* _Requirement_: Could you write out the records exactly as they are given?
..............................
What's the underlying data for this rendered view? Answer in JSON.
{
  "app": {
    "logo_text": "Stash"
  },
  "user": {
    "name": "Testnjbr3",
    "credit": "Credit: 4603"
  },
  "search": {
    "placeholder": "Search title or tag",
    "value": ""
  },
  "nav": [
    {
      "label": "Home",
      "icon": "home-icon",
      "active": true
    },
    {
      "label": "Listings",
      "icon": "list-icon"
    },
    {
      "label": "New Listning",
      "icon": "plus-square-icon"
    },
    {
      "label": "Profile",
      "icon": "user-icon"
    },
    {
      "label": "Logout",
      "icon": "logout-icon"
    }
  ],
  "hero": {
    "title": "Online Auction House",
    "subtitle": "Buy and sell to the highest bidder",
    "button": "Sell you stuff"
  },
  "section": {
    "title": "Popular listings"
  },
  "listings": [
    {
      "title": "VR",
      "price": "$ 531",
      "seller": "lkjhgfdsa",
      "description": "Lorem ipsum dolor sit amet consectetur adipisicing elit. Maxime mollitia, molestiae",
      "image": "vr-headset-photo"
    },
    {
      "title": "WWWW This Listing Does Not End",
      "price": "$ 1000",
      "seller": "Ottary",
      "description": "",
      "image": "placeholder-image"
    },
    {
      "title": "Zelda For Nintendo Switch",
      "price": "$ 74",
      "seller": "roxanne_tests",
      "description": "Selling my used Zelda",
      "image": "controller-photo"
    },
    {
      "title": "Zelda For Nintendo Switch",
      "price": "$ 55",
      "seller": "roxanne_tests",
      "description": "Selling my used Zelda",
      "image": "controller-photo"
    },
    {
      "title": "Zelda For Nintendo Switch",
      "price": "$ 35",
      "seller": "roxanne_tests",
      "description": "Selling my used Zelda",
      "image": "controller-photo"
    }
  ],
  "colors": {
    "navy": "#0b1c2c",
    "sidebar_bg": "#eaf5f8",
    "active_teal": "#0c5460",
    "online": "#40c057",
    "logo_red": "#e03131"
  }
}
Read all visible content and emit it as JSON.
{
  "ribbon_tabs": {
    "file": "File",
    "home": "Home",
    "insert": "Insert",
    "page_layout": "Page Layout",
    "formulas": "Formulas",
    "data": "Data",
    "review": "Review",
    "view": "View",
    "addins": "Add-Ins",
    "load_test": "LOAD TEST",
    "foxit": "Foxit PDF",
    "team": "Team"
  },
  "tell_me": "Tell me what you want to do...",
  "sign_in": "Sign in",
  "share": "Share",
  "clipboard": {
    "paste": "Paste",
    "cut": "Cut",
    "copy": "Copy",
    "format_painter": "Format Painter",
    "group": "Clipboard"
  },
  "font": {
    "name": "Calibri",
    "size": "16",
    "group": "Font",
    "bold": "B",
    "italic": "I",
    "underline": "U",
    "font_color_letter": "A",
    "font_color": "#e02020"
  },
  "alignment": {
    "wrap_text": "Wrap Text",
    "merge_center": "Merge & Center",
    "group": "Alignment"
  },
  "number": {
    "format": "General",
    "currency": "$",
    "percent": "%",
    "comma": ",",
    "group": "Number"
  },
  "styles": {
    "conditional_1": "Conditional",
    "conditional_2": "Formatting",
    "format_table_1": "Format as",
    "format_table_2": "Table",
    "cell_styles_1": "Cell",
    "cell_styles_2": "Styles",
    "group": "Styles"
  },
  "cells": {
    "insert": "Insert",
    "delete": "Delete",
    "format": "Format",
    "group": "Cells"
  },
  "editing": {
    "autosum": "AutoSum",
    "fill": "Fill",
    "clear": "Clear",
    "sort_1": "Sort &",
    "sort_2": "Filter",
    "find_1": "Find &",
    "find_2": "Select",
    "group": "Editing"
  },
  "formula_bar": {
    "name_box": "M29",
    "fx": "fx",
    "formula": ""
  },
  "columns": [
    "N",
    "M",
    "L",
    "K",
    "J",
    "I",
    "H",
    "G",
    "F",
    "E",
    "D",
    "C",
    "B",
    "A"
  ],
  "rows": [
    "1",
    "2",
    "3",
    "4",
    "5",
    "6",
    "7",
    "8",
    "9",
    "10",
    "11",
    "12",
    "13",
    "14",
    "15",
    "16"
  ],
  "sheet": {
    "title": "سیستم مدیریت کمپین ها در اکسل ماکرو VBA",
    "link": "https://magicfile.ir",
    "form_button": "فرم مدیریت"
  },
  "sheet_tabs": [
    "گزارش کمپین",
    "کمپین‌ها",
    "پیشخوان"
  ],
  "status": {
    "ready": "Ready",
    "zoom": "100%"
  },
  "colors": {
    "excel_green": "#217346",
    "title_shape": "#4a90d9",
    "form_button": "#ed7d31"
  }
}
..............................
* _Task answer_:
What's the underlying data for this rendered view? Answer in JSON.
{
  "app": {
    "logo_text": "Stash"
  },
  "user": {
    "name": "Testnjbr3",
    "credit": "Credit: 4603"
  },
  "search": {
    "placeholder": "Search title or tag",
    "value": ""
  },
  "nav": [
    {
      "label": "Home",
      "icon": "home-icon",
      "active": true
    },
    {
      "label": "Listings",
      "icon": "list-icon"
    },
    {
      "label": "New Listning",
      "icon": "plus-square-icon"
    },
    {
      "label": "Profile",
      "icon": "user-icon"
    },
    {
      "label": "Logout",
      "icon": "logout-icon"
    }
  ],
  "hero": {
    "title": "Online Auction House",
    "subtitle": "Buy and sell to the highest bidder",
    "button": "Sell you stuff"
  },
  "section": {
    "title": "Popular listings"
  },
  "listings": [
    {
      "title": "VR",
      "price": "$ 531",
      "seller": "lkjhgfdsa",
      "description": "Lorem ipsum dolor sit amet consectetur adipisicing elit. Maxime mollitia, molestiae",
      "image": "vr-headset-photo"
    },
    {
      "title": "WWWW This Listing Does Not End",
      "price": "$ 1000",
      "seller": "Ottary",
      "description": "",
      "image": "placeholder-image"
    },
    {
      "title": "Zelda For Nintendo Switch",
      "price": "$ 74",
      "seller": "roxanne_tests",
      "description": "Selling my used Zelda",
      "image": "controller-photo"
    },
    {
      "title": "Zelda For Nintendo Switch",
      "price": "$ 55",
      "seller": "roxanne_tests",
      "description": "Selling my used Zelda",
      "image": "controller-photo"
    },
    {
      "title": "Zelda For Nintendo Switch",
      "price": "$ 35",
      "seller": "roxanne_tests",
      "description": "Selling my used Zelda",
      "image": "controller-photo"
    }
  ],
  "colors": {
    "navy": "#0b1c2c",
    "sidebar_bg": "#eaf5f8",
    "active_teal": "#0c5460",
    "online": "#40c057",
    "logo_red": "#e03131"
  }
}
Read all visible content and emit it as JSON.
{
  "ribbon_tabs": {
    "file": "File",
    "home": "Home",
    "insert": "Insert",
    "page_layout": "Page Layout",
    "formulas": "Formulas",
    "data": "Data",
    "review": "Review",
    "view": "View",
    "addins": "Add-Ins",
    "load_test": "LOAD TEST",
    "foxit": "Foxit PDF",
    "team": "Team"
  },
  "tell_me": "Tell me what you want to do...",
  "sign_in": "Sign in",
  "share": "Share",
  "clipboard": {
    "paste": "Paste",
    "cut": "Cut",
    "copy": "Copy",
    "format_painter": "Format Painter",
    "group": "Clipboard"
  },
  "font": {
    "name": "Calibri",
    "size": "16",
    "group": "Font",
    "bold": "B",
    "italic": "I",
    "underline": "U",
    "font_color_letter": "A",
    "font_color": "#e02020"
  },
  "alignment": {
    "wrap_text": "Wrap Text",
    "merge_center": "Merge & Center",
    "group": "Alignment"
  },
  "number": {
    "format": "General",
    "currency": "$",
    "percent": "%",
    "comma": ",",
    "group": "Number"
  },
  "styles": {
    "conditional_1": "Conditional",
    "conditional_2": "Formatting",
    "format_table_1": "Format as",
    "format_table_2": "Table",
    "cell_styles_1": "Cell",
    "cell_styles_2": "Styles",
    "group": "Styles"
  },
  "cells": {
    "insert": "Insert",
    "delete": "Delete",
    "format": "Format",
    "group": "Cells"
  },
  "editing": {
    "autosum": "AutoSum",
    "fill": "Fill",
    "clear": "Clear",
    "sort_1": "Sort &",
    "sort_2": "Filter",
    "find_1": "Find &",
    "find_2": "Select",
    "group": "Editing"
  },
  "formula_bar": {
    "name_box": "M29",
    "fx": "fx",
    "formula": ""
  },
  "columns": [
    "N",
    "M",
    "L",
    "K",
    "J",
    "I",
    "H",
    "G",
    "F",
    "E",
    "D",
    "C",
    "B",
    "A"
  ],
  "rows": [
    "1",
    "2",
    "3",
    "4",
    "5",
    "6",
    "7",
    "8",
    "9",
    "10",
    "11",
    "12",
    "13",
    "14",
    "15",
    "16"
  ],
  "sheet": {
    "title": "سیستم مدیریت کمپین ها در اکسل ماکرو VBA",
    "link": "https://magicfile.ir",
    "form_button": "فرم مدیریت"
  },
  "sheet_tabs": [
    "گزارش کمپین",
    "کمپین‌ها",
    "پیشخوان"
  ],
  "status": {
    "ready": "Ready",
    "zoom": "100%"
  },
  "colors": {
    "excel_green": "#217346",
    "title_shape": "#4a90d9",
    "form_button": "#ed7d31"
  }
}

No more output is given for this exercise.